Organising a move, of course, needs to be done alongside the day job. This means that you need to avoid involving people responsible for service delivery, production, public support – those underpinning your organisation’s purpose – as much as you possibly can. That doesn’t mean you don’t have to consult – you do. But organising a move is usually the responsibility of support staff – facilities, premises, estates, building management, or administration functions in larger organisations.
Who’s involved might depend on the scope of the project and maybe the culture or politics of the organisation. Who needs to be involved should depend on the tasks that need owners. In broad terms, the following responsibilities need to be covered – but not necessarily by different people – and you will find that some overlap:
- New building/space/services
- Existing building/space/services
- Staff arrangements and communications
On larger projects, the above headings will be broken down: ‘new building’, for example, could require different people engaged in acquisition, design, construction, furniture/fittings, facilities management – and so on. But try not to make the core team too big, and therefore too unwieldy. Major moves have been successfully executed involving an effective group of perhaps 4 or 5 people. At the end of the day, it has to work for you, though.

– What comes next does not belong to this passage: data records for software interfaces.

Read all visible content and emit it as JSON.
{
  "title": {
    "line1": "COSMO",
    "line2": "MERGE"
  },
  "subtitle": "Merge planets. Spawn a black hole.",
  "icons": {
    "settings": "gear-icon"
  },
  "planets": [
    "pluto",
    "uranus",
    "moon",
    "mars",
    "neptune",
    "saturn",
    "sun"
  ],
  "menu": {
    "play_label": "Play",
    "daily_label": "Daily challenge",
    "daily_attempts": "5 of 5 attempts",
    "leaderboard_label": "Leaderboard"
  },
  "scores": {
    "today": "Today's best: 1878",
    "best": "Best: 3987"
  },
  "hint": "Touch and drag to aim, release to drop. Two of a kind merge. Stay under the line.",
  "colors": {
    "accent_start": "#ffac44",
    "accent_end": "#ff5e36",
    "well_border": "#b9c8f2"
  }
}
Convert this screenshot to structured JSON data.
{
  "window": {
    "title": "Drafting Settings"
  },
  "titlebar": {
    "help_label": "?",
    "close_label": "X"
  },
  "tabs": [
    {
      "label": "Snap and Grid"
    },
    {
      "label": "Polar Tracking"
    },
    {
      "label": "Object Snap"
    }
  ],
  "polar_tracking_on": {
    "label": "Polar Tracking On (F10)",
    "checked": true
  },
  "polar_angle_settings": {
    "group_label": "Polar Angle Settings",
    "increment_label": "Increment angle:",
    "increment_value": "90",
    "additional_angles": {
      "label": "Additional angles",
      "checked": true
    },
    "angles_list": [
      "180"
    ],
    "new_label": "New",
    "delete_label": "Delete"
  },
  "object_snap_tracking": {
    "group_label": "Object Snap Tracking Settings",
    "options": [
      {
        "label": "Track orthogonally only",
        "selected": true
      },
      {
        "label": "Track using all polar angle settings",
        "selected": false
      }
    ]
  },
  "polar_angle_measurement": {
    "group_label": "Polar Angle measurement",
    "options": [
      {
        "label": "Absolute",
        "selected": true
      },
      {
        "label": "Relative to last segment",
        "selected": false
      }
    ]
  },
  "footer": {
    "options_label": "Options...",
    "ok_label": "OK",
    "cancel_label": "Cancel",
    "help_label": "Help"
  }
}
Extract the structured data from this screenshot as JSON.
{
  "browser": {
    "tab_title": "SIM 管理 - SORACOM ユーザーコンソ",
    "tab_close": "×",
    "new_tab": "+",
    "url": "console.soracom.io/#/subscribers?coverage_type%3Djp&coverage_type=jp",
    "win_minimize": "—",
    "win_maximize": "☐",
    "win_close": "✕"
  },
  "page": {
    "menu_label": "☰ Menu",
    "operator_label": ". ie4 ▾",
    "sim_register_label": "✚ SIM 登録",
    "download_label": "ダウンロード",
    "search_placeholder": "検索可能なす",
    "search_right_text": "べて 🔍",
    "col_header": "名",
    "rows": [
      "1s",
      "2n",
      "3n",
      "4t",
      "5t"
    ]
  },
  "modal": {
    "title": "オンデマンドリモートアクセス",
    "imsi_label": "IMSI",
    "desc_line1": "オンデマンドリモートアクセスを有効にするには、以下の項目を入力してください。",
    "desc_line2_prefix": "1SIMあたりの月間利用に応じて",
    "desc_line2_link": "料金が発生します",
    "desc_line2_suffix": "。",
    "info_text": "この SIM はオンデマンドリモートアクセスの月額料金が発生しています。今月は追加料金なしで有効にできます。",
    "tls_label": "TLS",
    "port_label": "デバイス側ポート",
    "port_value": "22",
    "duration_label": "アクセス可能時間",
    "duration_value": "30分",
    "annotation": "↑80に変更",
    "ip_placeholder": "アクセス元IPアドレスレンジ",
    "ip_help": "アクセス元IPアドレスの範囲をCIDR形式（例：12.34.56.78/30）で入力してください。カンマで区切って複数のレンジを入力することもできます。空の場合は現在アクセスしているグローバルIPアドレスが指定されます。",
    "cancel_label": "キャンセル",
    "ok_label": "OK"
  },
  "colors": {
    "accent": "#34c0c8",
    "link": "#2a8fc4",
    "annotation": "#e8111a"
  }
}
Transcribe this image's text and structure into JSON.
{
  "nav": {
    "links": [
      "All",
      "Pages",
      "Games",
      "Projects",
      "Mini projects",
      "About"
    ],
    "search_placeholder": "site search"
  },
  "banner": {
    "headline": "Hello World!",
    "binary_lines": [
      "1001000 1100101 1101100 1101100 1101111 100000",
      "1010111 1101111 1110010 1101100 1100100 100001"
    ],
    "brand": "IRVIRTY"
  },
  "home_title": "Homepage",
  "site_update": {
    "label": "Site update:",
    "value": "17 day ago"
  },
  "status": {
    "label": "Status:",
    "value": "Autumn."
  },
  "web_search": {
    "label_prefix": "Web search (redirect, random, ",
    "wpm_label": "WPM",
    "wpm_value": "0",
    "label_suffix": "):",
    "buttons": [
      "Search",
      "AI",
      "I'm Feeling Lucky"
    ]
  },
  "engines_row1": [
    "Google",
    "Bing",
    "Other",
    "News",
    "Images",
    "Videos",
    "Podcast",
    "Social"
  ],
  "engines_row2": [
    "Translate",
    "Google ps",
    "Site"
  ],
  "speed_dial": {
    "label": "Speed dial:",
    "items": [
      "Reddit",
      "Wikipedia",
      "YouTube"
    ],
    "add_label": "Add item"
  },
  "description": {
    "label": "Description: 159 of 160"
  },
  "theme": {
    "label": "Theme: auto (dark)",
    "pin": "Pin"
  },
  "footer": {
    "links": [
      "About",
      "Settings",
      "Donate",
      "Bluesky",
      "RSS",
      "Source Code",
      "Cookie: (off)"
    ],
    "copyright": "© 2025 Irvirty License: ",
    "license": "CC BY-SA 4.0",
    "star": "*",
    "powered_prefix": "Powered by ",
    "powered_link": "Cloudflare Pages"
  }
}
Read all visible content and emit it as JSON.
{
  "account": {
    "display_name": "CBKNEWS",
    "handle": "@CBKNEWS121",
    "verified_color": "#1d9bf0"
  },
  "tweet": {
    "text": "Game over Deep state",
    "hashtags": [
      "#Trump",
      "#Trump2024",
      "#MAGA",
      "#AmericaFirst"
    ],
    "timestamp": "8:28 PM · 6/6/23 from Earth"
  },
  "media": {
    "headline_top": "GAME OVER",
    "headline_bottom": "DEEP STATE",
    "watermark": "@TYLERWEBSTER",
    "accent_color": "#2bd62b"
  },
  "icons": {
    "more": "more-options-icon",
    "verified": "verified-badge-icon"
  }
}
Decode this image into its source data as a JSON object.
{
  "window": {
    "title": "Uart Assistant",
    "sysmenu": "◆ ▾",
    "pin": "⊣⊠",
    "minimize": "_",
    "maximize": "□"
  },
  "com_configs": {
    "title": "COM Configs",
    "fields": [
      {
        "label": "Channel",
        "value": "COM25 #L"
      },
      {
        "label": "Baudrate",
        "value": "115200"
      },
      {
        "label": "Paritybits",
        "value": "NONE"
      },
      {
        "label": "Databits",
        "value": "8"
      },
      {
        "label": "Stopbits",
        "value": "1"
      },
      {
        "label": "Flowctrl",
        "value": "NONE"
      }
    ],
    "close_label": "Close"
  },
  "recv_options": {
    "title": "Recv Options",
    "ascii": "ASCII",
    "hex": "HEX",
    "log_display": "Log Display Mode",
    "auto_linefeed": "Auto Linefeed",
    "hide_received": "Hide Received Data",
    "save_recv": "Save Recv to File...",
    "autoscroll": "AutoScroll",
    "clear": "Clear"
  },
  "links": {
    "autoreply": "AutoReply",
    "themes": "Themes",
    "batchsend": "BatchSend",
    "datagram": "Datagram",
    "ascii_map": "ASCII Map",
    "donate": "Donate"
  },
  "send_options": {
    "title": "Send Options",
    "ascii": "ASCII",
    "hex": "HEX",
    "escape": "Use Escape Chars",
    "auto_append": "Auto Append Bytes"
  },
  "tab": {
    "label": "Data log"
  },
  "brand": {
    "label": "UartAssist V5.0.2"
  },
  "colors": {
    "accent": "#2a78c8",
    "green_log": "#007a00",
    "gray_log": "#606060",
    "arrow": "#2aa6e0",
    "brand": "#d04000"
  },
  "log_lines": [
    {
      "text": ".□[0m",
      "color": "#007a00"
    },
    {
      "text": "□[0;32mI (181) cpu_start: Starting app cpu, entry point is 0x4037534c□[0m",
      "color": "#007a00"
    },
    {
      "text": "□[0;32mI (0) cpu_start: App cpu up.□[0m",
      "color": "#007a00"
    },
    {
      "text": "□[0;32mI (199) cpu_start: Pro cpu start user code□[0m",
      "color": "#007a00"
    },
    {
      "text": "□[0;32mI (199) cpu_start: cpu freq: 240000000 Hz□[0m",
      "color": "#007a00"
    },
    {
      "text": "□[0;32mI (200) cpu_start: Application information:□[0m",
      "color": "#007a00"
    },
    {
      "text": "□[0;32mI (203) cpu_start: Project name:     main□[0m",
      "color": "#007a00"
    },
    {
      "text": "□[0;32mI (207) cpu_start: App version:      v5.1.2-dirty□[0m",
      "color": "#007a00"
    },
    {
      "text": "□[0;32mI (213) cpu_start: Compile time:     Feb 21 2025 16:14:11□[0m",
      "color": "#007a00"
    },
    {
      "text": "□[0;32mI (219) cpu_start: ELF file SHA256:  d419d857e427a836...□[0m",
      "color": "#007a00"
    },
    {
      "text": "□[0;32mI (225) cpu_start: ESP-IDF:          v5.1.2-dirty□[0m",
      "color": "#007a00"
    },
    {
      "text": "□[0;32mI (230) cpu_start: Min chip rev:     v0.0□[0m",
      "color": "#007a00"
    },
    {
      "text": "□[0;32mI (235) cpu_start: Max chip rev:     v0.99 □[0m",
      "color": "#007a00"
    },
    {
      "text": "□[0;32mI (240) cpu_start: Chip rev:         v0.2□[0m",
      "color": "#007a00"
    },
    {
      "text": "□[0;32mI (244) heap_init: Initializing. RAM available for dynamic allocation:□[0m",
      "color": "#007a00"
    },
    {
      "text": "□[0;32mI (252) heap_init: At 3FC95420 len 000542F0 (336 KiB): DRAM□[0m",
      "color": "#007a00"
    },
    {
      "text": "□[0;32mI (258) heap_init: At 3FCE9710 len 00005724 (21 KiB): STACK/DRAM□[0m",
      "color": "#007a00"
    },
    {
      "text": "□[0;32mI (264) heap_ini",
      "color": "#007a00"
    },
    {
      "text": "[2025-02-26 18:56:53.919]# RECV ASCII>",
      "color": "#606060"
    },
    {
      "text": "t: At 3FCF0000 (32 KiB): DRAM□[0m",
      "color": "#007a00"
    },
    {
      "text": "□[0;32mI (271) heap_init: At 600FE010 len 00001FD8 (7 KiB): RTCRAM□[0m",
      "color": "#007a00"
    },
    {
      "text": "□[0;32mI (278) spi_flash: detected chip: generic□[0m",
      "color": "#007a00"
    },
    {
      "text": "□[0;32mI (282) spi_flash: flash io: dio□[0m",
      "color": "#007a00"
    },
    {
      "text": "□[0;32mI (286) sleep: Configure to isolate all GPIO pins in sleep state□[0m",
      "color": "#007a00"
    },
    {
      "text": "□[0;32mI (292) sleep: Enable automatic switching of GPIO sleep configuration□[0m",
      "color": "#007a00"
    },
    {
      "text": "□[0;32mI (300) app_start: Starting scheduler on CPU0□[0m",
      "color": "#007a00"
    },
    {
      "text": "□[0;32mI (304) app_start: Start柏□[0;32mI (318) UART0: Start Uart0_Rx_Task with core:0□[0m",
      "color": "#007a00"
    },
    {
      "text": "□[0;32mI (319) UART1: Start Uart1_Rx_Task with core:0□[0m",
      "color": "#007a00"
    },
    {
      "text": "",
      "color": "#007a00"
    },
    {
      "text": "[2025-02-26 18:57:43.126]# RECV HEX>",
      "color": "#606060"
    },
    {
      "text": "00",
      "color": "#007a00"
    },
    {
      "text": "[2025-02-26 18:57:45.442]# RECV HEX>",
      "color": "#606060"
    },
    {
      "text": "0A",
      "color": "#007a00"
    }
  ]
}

Essentially, someone has to ‘provide the glue’ to ensure that all aspects of the move project are coordinated. If this particular role is not clear, you are likely to have a problem and you will certainly waste a lot of time.
Spend time getting the team right; it’s worth it.
Finally, do not underestimate the value of the team all getting along. If everyone has mutual respect for and trust in one another, your project will be so much more efficient – and it won’t be such hard work. So make sure the team bonds. I’d add that a good sense of humour is rather helpful too, but I do accept that can be difficult…!
Some people might WANT to be involved in planning the organisation’s move; they are not always the same as the people that MUST be involved.